The train was loaded in Moree on Tuesday, 1 December 2015 and reached the Port of Newcastle on Wednesday, 2 December 2015.
NAT executive Director Jock Carter said this milestone demonstrated what was possible through innovation and working collaboratively with industry stakeholders.
“Bigger trains means increased efficiency and lower costs, which equals better returns for growers,” Jock said. “It also frees up capacity for other users of the rail network.”
He said larger trains were increasingly important with growth in the Australian freight task. He called on all levels of government to support innovation in road and rail freight to deliver productivity gains and value to growers across New South Wales.
“As well as upgrades to strategic sections of regional track, road infrastructure and access improvements are needed to streamline the connectivity from farm gate to major rail interchanges.”
He said that the mega train would not have been possible without support from industry and rail operators.
“We commend both ARTC and Port of Newcastle for helping to make this possible. The challenge is to make larger trains a key part of the environment in the future.”
“For example ARTC worked with us to increase the axle load from 20 to 23 tonnes for this train. This may sound small but this translates into a real saving of over $1.30 per tonne. The inland rail upgrade will further increase this to 25 tonnes. This then justifies investment in new, more productive grain wagons which leads to further cost savings.”
He also thanked Louis Dreyfus and NAT shareholder Agrex (a division of Mitsubishi) for committing the exporter support to make this possible.

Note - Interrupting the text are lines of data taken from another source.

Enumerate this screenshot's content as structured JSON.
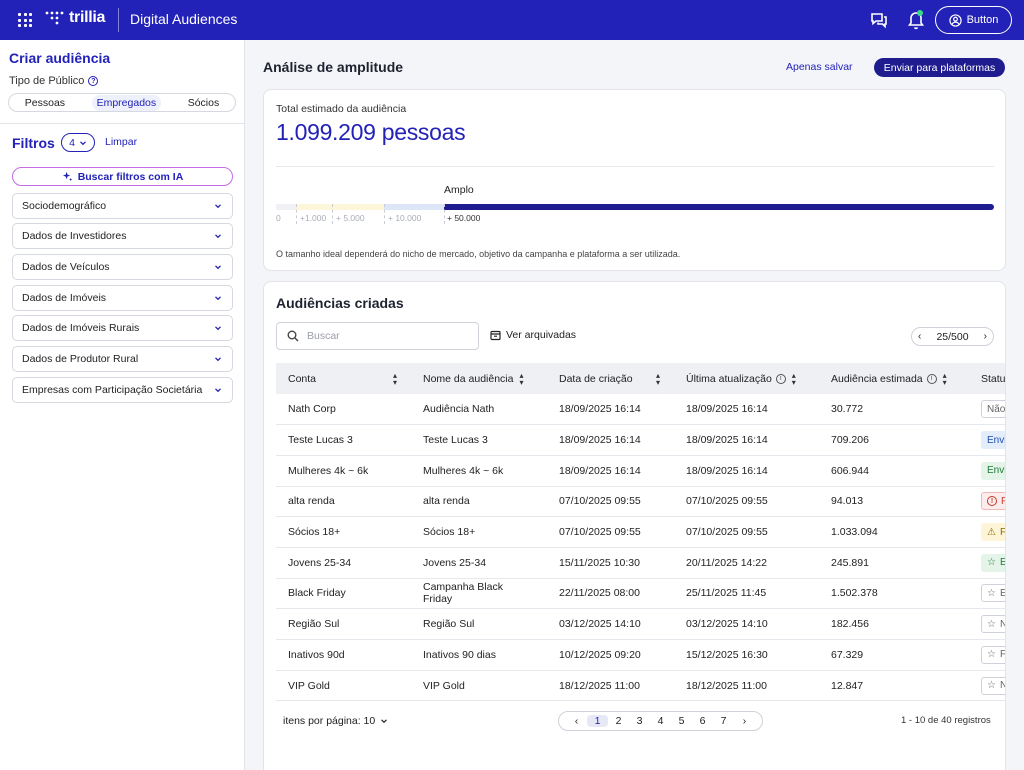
{
  "topbar": {
    "logo_text": "trillia",
    "app_name": "Digital Audiences",
    "user_button": "Button"
  },
  "sidebar": {
    "title": "Criar audiência",
    "public_type_label": "Tipo de Público",
    "segments": [
      "Pessoas",
      "Empregados",
      "Sócios"
    ],
    "active_segment": "Empregados",
    "filters_label": "Filtros",
    "filters_count": "4",
    "clear_label": "Limpar",
    "ai_button": "Buscar filtros com IA",
    "accordions": [
      "Sociodemográfico",
      "Dados de Investidores",
      "Dados de Veículos",
      "Dados de Imóveis",
      "Dados de Imóveis Rurais",
      "Dados de Produtor Rural",
      "Empresas com Participação Societária"
    ]
  },
  "header": {
    "title": "Análise de amplitude",
    "save_link": "Apenas salvar",
    "send_button": "Enviar para plataformas"
  },
  "amplitude": {
    "label": "Total estimado da audiência",
    "value": "1.099.209 pessoas",
    "level_label": "Amplo",
    "ticks": [
      "0",
      "+1.000",
      "+ 5.000",
      "+ 10.000",
      "+ 50.000"
    ],
    "note": "O tamanho ideal dependerá do nicho de mercado, objetivo da campanha e plataforma a ser utilizada.",
    "colors": {
      "seg1": "#f0f1f4",
      "seg2": "#fdf6d8",
      "seg3": "#fdf6d8",
      "seg4": "#dde6f6",
      "seg5": "#1f1c8f"
    }
  },
  "audiences": {
    "title": "Audiências criadas",
    "search_placeholder": "Buscar",
    "archived_label": "Ver arquivadas",
    "page_indicator": "25/500",
    "columns": [
      "Conta",
      "Nome da audiência",
      "Data de criação",
      "Última atualização",
      "Audiência estimada",
      "Status"
    ],
    "rows": [
      {
        "account": "Nath Corp",
        "name": "Audiência Nath",
        "created": "18/09/2025 16:14",
        "updated": "18/09/2025 16:14",
        "estimate": "30.772",
        "status": "Não",
        "status_type": "neutral",
        "status_icon": ""
      },
      {
        "account": "Teste Lucas 3",
        "name": "Teste Lucas 3",
        "created": "18/09/2025 16:14",
        "updated": "18/09/2025 16:14",
        "estimate": "709.206",
        "status": "Envi",
        "status_type": "sent",
        "status_icon": ""
      },
      {
        "account": "Mulheres 4k ~ 6k",
        "name": "Mulheres 4k ~ 6k",
        "created": "18/09/2025 16:14",
        "updated": "18/09/2025 16:14",
        "estimate": "606.944",
        "status": "Envi",
        "status_type": "green",
        "status_icon": ""
      },
      {
        "account": "alta renda",
        "name": "alta renda",
        "created": "07/10/2025 09:55",
        "updated": "07/10/2025 09:55",
        "estimate": "94.013",
        "status": "F",
        "status_type": "red",
        "status_icon": "!"
      },
      {
        "account": "Sócios 18+",
        "name": "Sócios 18+",
        "created": "07/10/2025 09:55",
        "updated": "07/10/2025 09:55",
        "estimate": "1.033.094",
        "status": "F",
        "status_type": "warn",
        "status_icon": "⚠"
      },
      {
        "account": "Jovens 25-34",
        "name": "Jovens 25-34",
        "created": "15/11/2025 10:30",
        "updated": "20/11/2025 14:22",
        "estimate": "245.891",
        "status": "E",
        "status_type": "green",
        "status_icon": "☆"
      },
      {
        "account": "Black Friday",
        "name": "Campanha Black Friday",
        "created": "22/11/2025 08:00",
        "updated": "25/11/2025 11:45",
        "estimate": "1.502.378",
        "status": "E",
        "status_type": "neutral",
        "status_icon": "☆"
      },
      {
        "account": "Região Sul",
        "name": "Região Sul",
        "created": "03/12/2025 14:10",
        "updated": "03/12/2025 14:10",
        "estimate": "182.456",
        "status": "N",
        "status_type": "neutral",
        "status_icon": "☆"
      },
      {
        "account": "Inativos 90d",
        "name": "Inativos 90 dias",
        "created": "10/12/2025 09:20",
        "updated": "15/12/2025 16:30",
        "estimate": "67.329",
        "status": "F",
        "status_type": "neutral",
        "status_icon": "☆"
      },
      {
        "account": "VIP Gold",
        "name": "VIP Gold",
        "created": "18/12/2025 11:00",
        "updated": "18/12/2025 11:00",
        "estimate": "12.847",
        "status": "N",
        "status_type": "neutral",
        "status_icon": "☆"
      }
    ],
    "items_per_page": "itens por página: 10",
    "pages": [
      "1",
      "2",
      "3",
      "4",
      "5",
      "6",
      "7"
    ],
    "active_page": "1",
    "records": "1 - 10 de 40 registros"
  }
}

“These exporters have generally been posting higher prices at up-country sites which demonstrates how larger trains and lower costs translates into higher returns for the farmer.”
NAT is a new player on the grain export front commencing export operations in early 2014. NAT was the brainchild of Jock Carter and Martin MacKay. Jock and Martin grew up on farms in regional NSW and forged successful careers in agriculture before embarking on their vision to promote competition and innovation in the NSW grain industry through the formation of NAT